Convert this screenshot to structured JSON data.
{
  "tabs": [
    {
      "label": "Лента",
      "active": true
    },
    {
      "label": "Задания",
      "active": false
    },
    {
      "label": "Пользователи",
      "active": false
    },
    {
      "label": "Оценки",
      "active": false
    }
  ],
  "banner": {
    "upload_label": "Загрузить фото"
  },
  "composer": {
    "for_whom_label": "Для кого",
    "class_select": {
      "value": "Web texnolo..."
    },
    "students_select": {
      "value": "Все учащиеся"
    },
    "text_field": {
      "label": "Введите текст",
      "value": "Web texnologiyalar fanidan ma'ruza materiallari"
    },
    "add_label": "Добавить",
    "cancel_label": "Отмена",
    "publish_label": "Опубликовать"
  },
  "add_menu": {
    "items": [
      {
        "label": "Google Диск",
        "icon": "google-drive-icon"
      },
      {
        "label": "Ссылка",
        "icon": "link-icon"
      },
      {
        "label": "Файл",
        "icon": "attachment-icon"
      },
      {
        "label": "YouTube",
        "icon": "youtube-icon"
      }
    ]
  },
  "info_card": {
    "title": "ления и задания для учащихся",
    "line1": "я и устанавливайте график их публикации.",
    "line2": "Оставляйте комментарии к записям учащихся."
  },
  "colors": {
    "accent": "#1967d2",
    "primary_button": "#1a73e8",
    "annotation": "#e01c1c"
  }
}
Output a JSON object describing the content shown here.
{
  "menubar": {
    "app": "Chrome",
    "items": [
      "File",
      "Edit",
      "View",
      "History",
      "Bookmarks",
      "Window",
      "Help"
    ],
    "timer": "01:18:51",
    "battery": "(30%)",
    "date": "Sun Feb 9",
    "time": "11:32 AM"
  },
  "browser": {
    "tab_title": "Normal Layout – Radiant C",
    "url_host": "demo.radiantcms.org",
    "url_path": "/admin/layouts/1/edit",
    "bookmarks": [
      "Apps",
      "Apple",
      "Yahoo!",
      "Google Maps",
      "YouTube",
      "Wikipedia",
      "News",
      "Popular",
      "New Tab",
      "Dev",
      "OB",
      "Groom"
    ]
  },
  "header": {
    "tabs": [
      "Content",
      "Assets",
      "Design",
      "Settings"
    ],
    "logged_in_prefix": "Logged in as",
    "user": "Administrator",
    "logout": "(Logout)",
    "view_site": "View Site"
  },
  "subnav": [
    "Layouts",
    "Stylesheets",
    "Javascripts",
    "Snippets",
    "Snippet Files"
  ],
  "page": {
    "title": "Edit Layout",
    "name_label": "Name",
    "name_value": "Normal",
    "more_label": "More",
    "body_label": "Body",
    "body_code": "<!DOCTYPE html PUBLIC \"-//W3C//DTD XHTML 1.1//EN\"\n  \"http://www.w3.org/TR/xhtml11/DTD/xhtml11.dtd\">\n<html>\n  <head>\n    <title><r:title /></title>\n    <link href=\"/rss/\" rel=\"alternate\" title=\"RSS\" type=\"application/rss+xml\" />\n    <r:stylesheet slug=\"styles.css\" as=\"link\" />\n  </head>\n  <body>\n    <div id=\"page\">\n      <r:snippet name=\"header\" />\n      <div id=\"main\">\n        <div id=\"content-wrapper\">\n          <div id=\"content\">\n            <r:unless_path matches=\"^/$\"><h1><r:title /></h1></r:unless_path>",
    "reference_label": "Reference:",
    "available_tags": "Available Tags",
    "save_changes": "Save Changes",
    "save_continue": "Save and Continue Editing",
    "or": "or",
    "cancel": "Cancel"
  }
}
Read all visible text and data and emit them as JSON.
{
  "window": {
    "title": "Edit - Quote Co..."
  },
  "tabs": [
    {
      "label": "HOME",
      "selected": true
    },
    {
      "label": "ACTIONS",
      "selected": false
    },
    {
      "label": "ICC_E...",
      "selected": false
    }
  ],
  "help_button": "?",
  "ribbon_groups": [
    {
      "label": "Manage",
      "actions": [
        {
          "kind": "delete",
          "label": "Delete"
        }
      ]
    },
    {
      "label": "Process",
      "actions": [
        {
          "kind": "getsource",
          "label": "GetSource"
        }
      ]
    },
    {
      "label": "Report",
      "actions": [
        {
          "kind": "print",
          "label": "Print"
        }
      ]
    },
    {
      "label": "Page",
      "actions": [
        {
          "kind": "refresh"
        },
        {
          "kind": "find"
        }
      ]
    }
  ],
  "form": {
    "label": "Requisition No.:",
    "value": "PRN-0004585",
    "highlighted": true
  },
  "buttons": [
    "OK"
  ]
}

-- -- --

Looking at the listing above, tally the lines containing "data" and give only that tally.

**Task answer:**
2